ז׳ בשבט ה׳תשע״ה (January 27, 2015)

Yevamot 115a-b: Two Dead Men With One Name

The fifteenth perek returns us to the discussion of the tenth perek and the question of what level of testimony is necessary to allow us to permit a woman to marry when her husband has disappeared. As we have seen, found a number of ways to be lenient in such cases, both because of their desire to ease the suffering of the widow and because they rely on her to ascertain that her husband is truly dead before she marries another man.

One question that is raised on our daf is whether we need to concern ourselves with the fear that the witness who testifies that a person died may mistake one person for another if they both had the same name. The Gemara relates that Rav Beivai’s nephew, who was called Yitzhak Reish Galuta (Isaac, the Exilarch), was traveling from Cordoba to Aspamya and died. (It appears that Cordoba is the place known by that same name in modern-day Spain. This ancient city, which was originally settled by the Phoenicians, was important in the days of the Talmud, as it was the capital of the Roman province H. Baetica. Aspamya may refer to the area of Spain whose name in Latin and Greek was Hispania.) When word got back of Yitzhak Reish Galuta’s death, Abaye and Rava disagreed about whether they could be certain that they knew who had died, or if they had to be concerned that there was more than one person known by that name. Abaye felt that such a concern had to be taken into account, while Rava was not concerned.

The rishonim ask how this particular case came to be the point of discussion; after all, how many “Yitzhak Reish Galuta”s could there be?!

The Ri”d and others argue that he could not have been the Exilarch; that was merely his nickname. According to the Rashba, Yitzhak was not the head of the entire Jewish community in exile, but rather only the head of the community of Cordoba. Other leaders of the Diaspora, says the Rashba, were also known by similar titles.

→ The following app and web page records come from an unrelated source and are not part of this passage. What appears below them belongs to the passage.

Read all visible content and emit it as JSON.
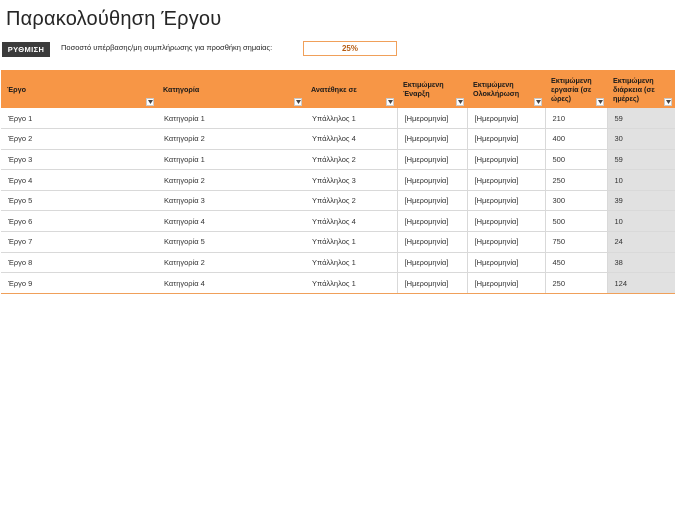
{
  "title": "Παρακολούθηση Έργου",
  "setup_button": "ΡΥΘΜΙΣΗ",
  "flag_label": "Ποσοστό υπέρβασης/μη συμπλήρωσης για προσθήκη σημαίας:",
  "flag_value": "25%",
  "colors": {
    "header": "#f79646",
    "duration_bg": "#e1e1e1",
    "button": "#3b3b3b"
  },
  "headers": {
    "project": "Έργο",
    "category": "Κατηγορία",
    "assigned": "Ανατέθηκε σε",
    "start": "Εκτιμώμενη Έναρξη",
    "end": "Εκτιμώμενη Ολοκλήρωση",
    "hours": "Εκτιμώμενη εργασία (σε ώρες)",
    "days": "Εκτιμώμενη διάρκεια (σε ημέρες)"
  },
  "rows": [
    {
      "project": "Έργο 1",
      "category": "Κατηγορία 1",
      "assigned": "Υπάλληλος 1",
      "start": "[Ημερομηνία]",
      "end": "[Ημερομηνία]",
      "hours": "210",
      "days": "59"
    },
    {
      "project": "Έργο 2",
      "category": "Κατηγορία 2",
      "assigned": "Υπάλληλος 4",
      "start": "[Ημερομηνία]",
      "end": "[Ημερομηνία]",
      "hours": "400",
      "days": "30"
    },
    {
      "project": "Έργο 3",
      "category": "Κατηγορία 1",
      "assigned": "Υπάλληλος 2",
      "start": "[Ημερομηνία]",
      "end": "[Ημερομηνία]",
      "hours": "500",
      "days": "59"
    },
    {
      "project": "Έργο 4",
      "category": "Κατηγορία 2",
      "assigned": "Υπάλληλος 3",
      "start": "[Ημερομηνία]",
      "end": "[Ημερομηνία]",
      "hours": "250",
      "days": "10"
    },
    {
      "project": "Έργο 5",
      "category": "Κατηγορία 3",
      "assigned": "Υπάλληλος 2",
      "start": "[Ημερομηνία]",
      "end": "[Ημερομηνία]",
      "hours": "300",
      "days": "39"
    },
    {
      "project": "Έργο 6",
      "category": "Κατηγορία 4",
      "assigned": "Υπάλληλος 4",
      "start": "[Ημερομηνία]",
      "end": "[Ημερομηνία]",
      "hours": "500",
      "days": "10"
    },
    {
      "project": "Έργο 7",
      "category": "Κατηγορία 5",
      "assigned": "Υπάλληλος 1",
      "start": "[Ημερομηνία]",
      "end": "[Ημερομηνία]",
      "hours": "750",
      "days": "24"
    },
    {
      "project": "Έργο 8",
      "category": "Κατηγορία 2",
      "assigned": "Υπάλληλος 1",
      "start": "[Ημερομηνία]",
      "end": "[Ημερομηνία]",
      "hours": "450",
      "days": "38"
    },
    {
      "project": "Έργο 9",
      "category": "Κατηγορία 4",
      "assigned": "Υπάλληλος 1",
      "start": "[Ημερομηνία]",
      "end": "[Ημερομηνία]",
      "hours": "250",
      "days": "124"
    }
  ]
}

The Alsheikh takes a different approach entirely. He suggests that the discussion did not revolve around this specific case, but when Yitzhak Reish Galuta passed away, it led to this situation being discussed.

Previous
Next